### What to do
Could you please count how many lines in the data below hold the string "kind"? Reply with only the number.

=====

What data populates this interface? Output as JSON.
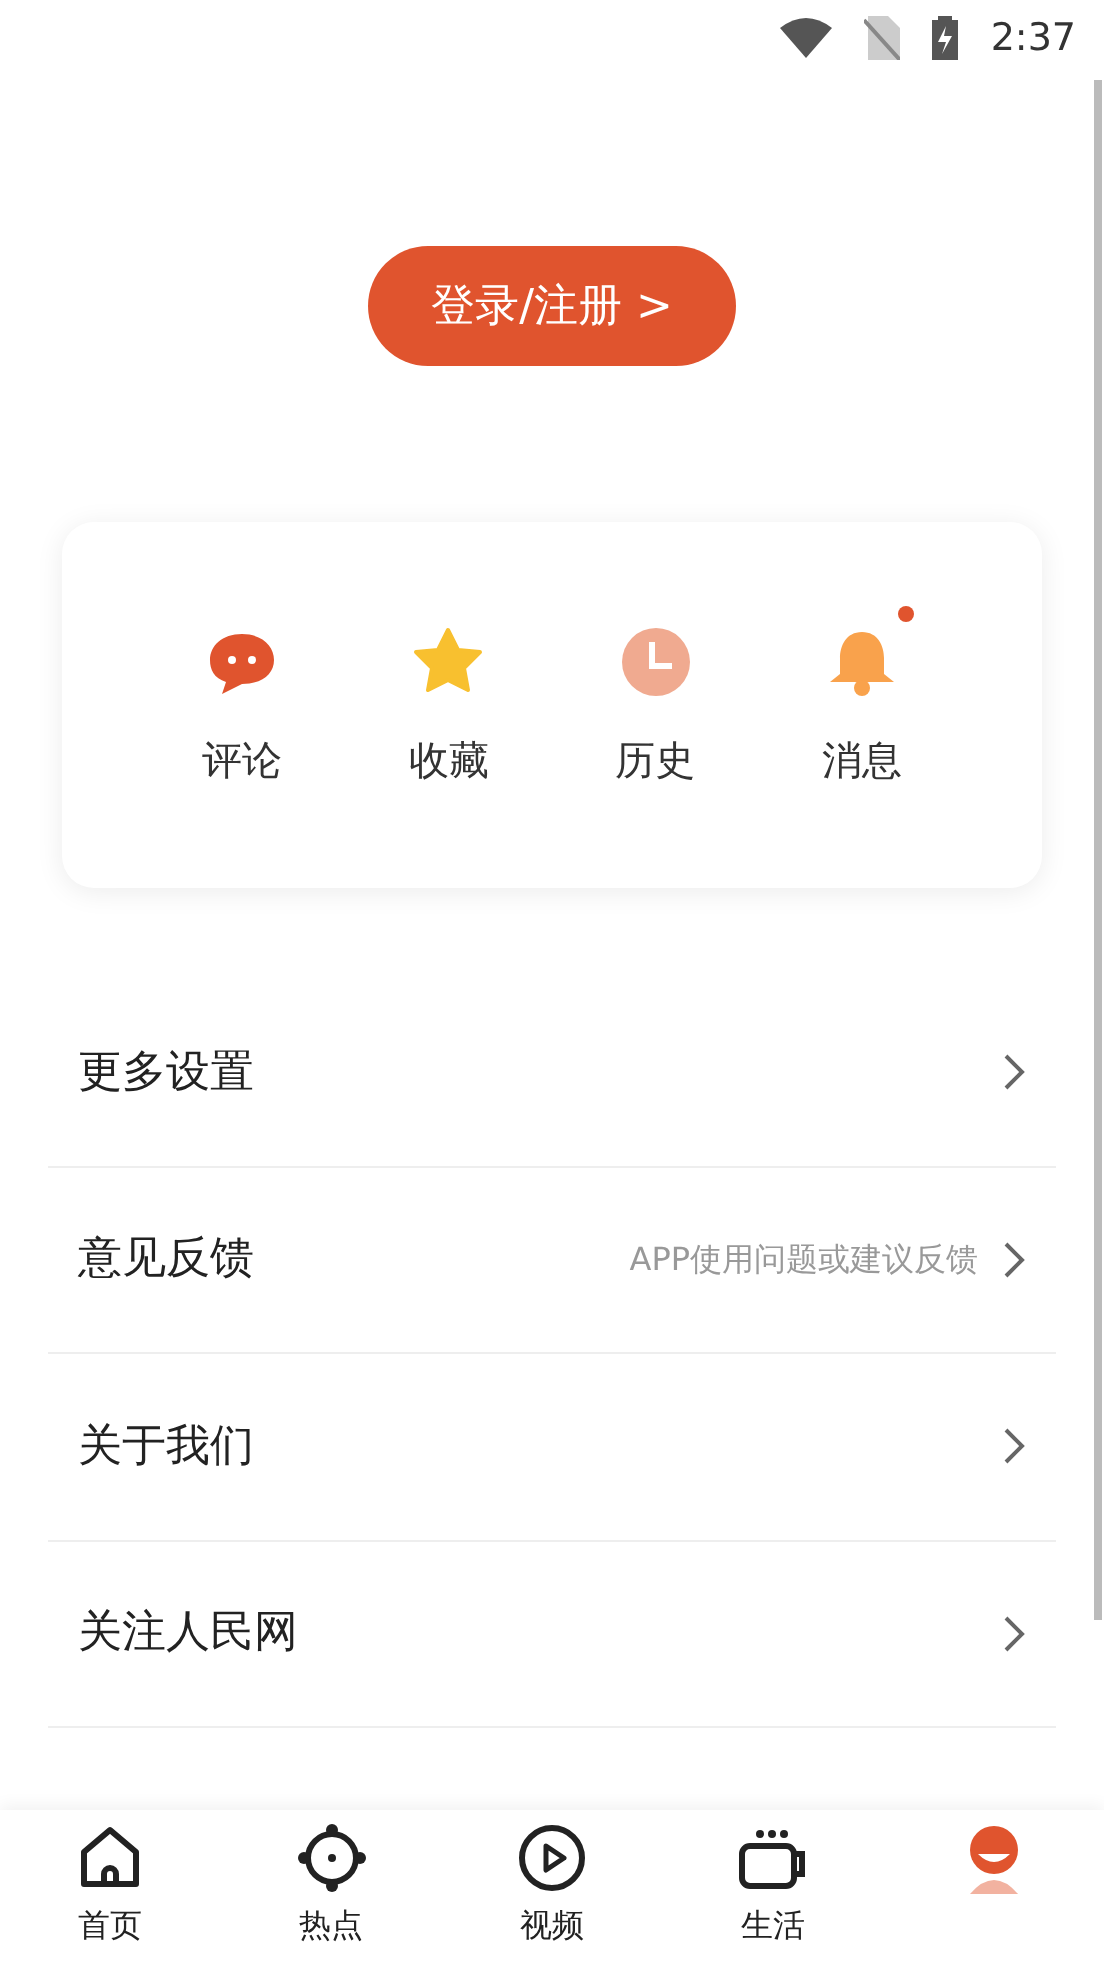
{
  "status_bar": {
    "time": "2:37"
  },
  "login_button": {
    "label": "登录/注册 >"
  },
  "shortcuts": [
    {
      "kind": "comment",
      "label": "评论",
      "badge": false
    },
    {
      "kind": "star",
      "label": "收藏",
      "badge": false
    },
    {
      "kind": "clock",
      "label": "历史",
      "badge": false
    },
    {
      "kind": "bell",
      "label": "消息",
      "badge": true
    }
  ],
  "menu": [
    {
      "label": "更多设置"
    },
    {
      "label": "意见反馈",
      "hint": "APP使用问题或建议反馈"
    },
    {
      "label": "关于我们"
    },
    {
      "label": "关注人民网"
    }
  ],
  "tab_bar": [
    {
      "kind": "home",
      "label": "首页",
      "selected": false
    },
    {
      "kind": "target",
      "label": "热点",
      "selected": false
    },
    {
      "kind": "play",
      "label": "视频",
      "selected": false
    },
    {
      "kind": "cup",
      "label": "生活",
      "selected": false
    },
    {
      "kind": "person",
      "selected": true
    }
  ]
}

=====

### Result of this exercise
9